JAKARTA (JP): President Abdurrahman Wahid repeated allegations a regional military commander had publicly expressed discontentment with the government, warning the unnamed commander to end his outbursts if he wished to keep his job.

Speaking during a public dialog after Friday prayers at a mosque near his private residence in South Jakarta, the President said he had evidence to support his allegations, including precisely what the general said.

"I can say in what hotel, at what time, who came to the meeting and what was discussed there," a clearly agitated Abdurrahman said.

However, Abdurrahman again failed to reveal the detailed information he professes to possess.

"If he can correct himself within a certain time, then he will stay, but if past a certain time he continues then he has to be removed," the President said of the military commander.

In a television interview earlier this week, Abdurrahman said there were several regional military commanders who were mobilizing antigovernment forces.

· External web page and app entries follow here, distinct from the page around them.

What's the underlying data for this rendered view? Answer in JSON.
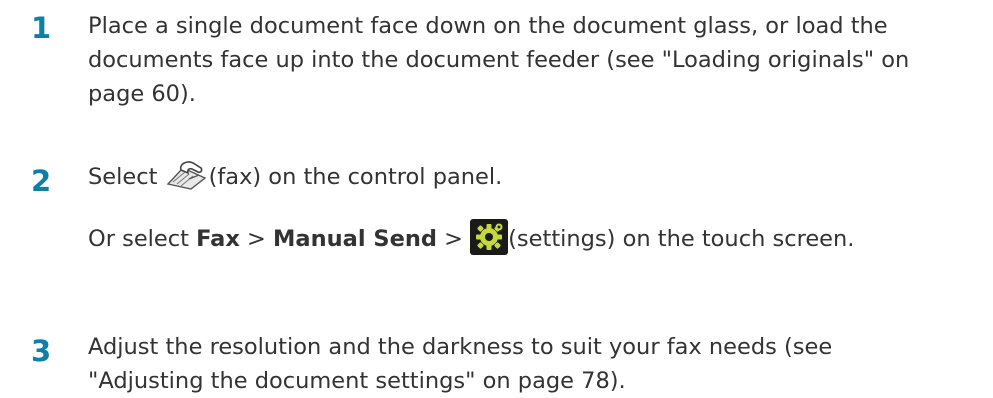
{
  "steps": [
    {
      "number": "1",
      "lines": [
        "Place a single document face down on the document glass, or load the",
        "documents face up into the document feeder (see \"Loading originals\" on",
        "page 60)."
      ]
    },
    {
      "number": "2",
      "select_prefix": "Select ",
      "fax_icon": "fax-icon",
      "select_suffix": "(fax) on the control panel.",
      "or_select": "Or select ",
      "fax_label": "Fax",
      "sep1": " > ",
      "manual_send_label": "Manual Send",
      "sep2": " > ",
      "settings_icon": "gear-icon",
      "settings_suffix": "(settings) on the touch screen."
    },
    {
      "number": "3",
      "lines": [
        "Adjust the resolution and the darkness to suit your fax needs (see",
        "\"Adjusting the document settings\" on page 78)."
      ]
    }
  ],
  "colors": {
    "step_number": "#0f7fa8",
    "body_text": "#333333"
  }
}
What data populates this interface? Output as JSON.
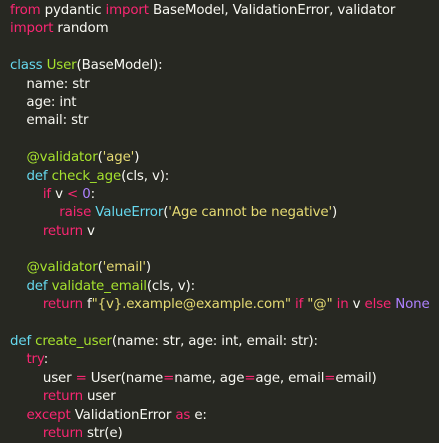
{
  "editor": {
    "theme": {
      "background": "#272822",
      "text": "#f8f8f2",
      "keyword": "#f92672",
      "function": "#a6e22e",
      "string": "#e6db74",
      "number": "#ae81ff",
      "builtin": "#66d9ef"
    },
    "lines": [
      [
        [
          "kw",
          "from"
        ],
        [
          "txt",
          " pydantic "
        ],
        [
          "kw",
          "import"
        ],
        [
          "txt",
          " BaseModel, ValidationError, validator"
        ]
      ],
      [
        [
          "kw",
          "import"
        ],
        [
          "txt",
          " random"
        ]
      ],
      [],
      [
        [
          "def",
          "class"
        ],
        [
          "txt",
          " "
        ],
        [
          "cls",
          "User"
        ],
        [
          "txt",
          "(BaseModel):"
        ]
      ],
      [
        [
          "txt",
          "    name: str"
        ]
      ],
      [
        [
          "txt",
          "    age: int"
        ]
      ],
      [
        [
          "txt",
          "    email: str"
        ]
      ],
      [],
      [
        [
          "txt",
          "    "
        ],
        [
          "dec",
          "@validator"
        ],
        [
          "txt",
          "("
        ],
        [
          "str",
          "'age'"
        ],
        [
          "txt",
          ")"
        ]
      ],
      [
        [
          "txt",
          "    "
        ],
        [
          "def",
          "def"
        ],
        [
          "txt",
          " "
        ],
        [
          "fn",
          "check_age"
        ],
        [
          "txt",
          "(cls, v):"
        ]
      ],
      [
        [
          "txt",
          "        "
        ],
        [
          "kw",
          "if"
        ],
        [
          "txt",
          " v "
        ],
        [
          "op",
          "<"
        ],
        [
          "txt",
          " "
        ],
        [
          "num",
          "0"
        ],
        [
          "txt",
          ":"
        ]
      ],
      [
        [
          "txt",
          "            "
        ],
        [
          "kw",
          "raise"
        ],
        [
          "txt",
          " "
        ],
        [
          "builtin",
          "ValueError"
        ],
        [
          "txt",
          "("
        ],
        [
          "str",
          "'Age cannot be negative'"
        ],
        [
          "txt",
          ")"
        ]
      ],
      [
        [
          "txt",
          "        "
        ],
        [
          "kw",
          "return"
        ],
        [
          "txt",
          " v"
        ]
      ],
      [],
      [
        [
          "txt",
          "    "
        ],
        [
          "dec",
          "@validator"
        ],
        [
          "txt",
          "("
        ],
        [
          "str",
          "'email'"
        ],
        [
          "txt",
          ")"
        ]
      ],
      [
        [
          "txt",
          "    "
        ],
        [
          "def",
          "def"
        ],
        [
          "txt",
          " "
        ],
        [
          "fn",
          "validate_email"
        ],
        [
          "txt",
          "(cls, v):"
        ]
      ],
      [
        [
          "txt",
          "        "
        ],
        [
          "kw",
          "return"
        ],
        [
          "txt",
          " f"
        ],
        [
          "str",
          "\"{v}.example@example.com\""
        ],
        [
          "txt",
          " "
        ],
        [
          "kw",
          "if"
        ],
        [
          "txt",
          " "
        ],
        [
          "str",
          "\"@\""
        ],
        [
          "txt",
          " "
        ],
        [
          "kw",
          "in"
        ],
        [
          "txt",
          " v "
        ],
        [
          "kw",
          "else"
        ],
        [
          "txt",
          " "
        ],
        [
          "const",
          "None"
        ]
      ],
      [],
      [
        [
          "def",
          "def"
        ],
        [
          "txt",
          " "
        ],
        [
          "fn",
          "create_user"
        ],
        [
          "txt",
          "(name: str, age: int, email: str):"
        ]
      ],
      [
        [
          "txt",
          "    "
        ],
        [
          "kw",
          "try"
        ],
        [
          "txt",
          ":"
        ]
      ],
      [
        [
          "txt",
          "        user "
        ],
        [
          "op",
          "="
        ],
        [
          "txt",
          " User(name"
        ],
        [
          "op",
          "="
        ],
        [
          "txt",
          "name, age"
        ],
        [
          "op",
          "="
        ],
        [
          "txt",
          "age, email"
        ],
        [
          "op",
          "="
        ],
        [
          "txt",
          "email)"
        ]
      ],
      [
        [
          "txt",
          "        "
        ],
        [
          "kw",
          "return"
        ],
        [
          "txt",
          " user"
        ]
      ],
      [
        [
          "txt",
          "    "
        ],
        [
          "kw",
          "except"
        ],
        [
          "txt",
          " ValidationError "
        ],
        [
          "kw",
          "as"
        ],
        [
          "txt",
          " e:"
        ]
      ],
      [
        [
          "txt",
          "        "
        ],
        [
          "kw",
          "return"
        ],
        [
          "txt",
          " str(e)"
        ]
      ]
    ]
  }
}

A day later he corrected this statement, saying only one of the 11 regional commanders was involved in any antigovernment activities.

Separately, the head of the Brawijaya Military Command, Maj. Gen. Sudi Silalahi, denied suggestions elements of the military were moving against the President.

"I am convinced there are no military commanders who would do such a thing. All TNI (Indonesian Military) soldiers have taken an oath to be loyal to the country and the legitimate government," Sudi, whose command covers East Java, said after performing Friday prayers in Surabaya.

"For God's sake, I will never violate the oath," Sudi said, adding that he had spoken to Army Chief of Staff Gen. Tyasno Sudarto about the matter.

Sudi challenged those who would attempt to topple the government to face soldiers under his command.

"If there are parties trying to overthrow the government, I will be the first to face them," he said, adding that he suspected those who fanned such rumors were groups or people who wished to create unrest in East Java.

Separately, outgoing Wirabuana Military Commander Maj. Gen. Agus Wirahadikusumah declined to comment on Abdurrahman's allegations, saying it was beyond his capacity to comment on a statement made by the President.

"I think the TNI chief and the Army's chief of staff have already responded," Agus told The Jakarta Post in his office in Makassar, South Sulawesi.

Agus is slated to take over the Army Strategic Reserves Command (Kostrad) at the end of March. (prb/emf/nur/27)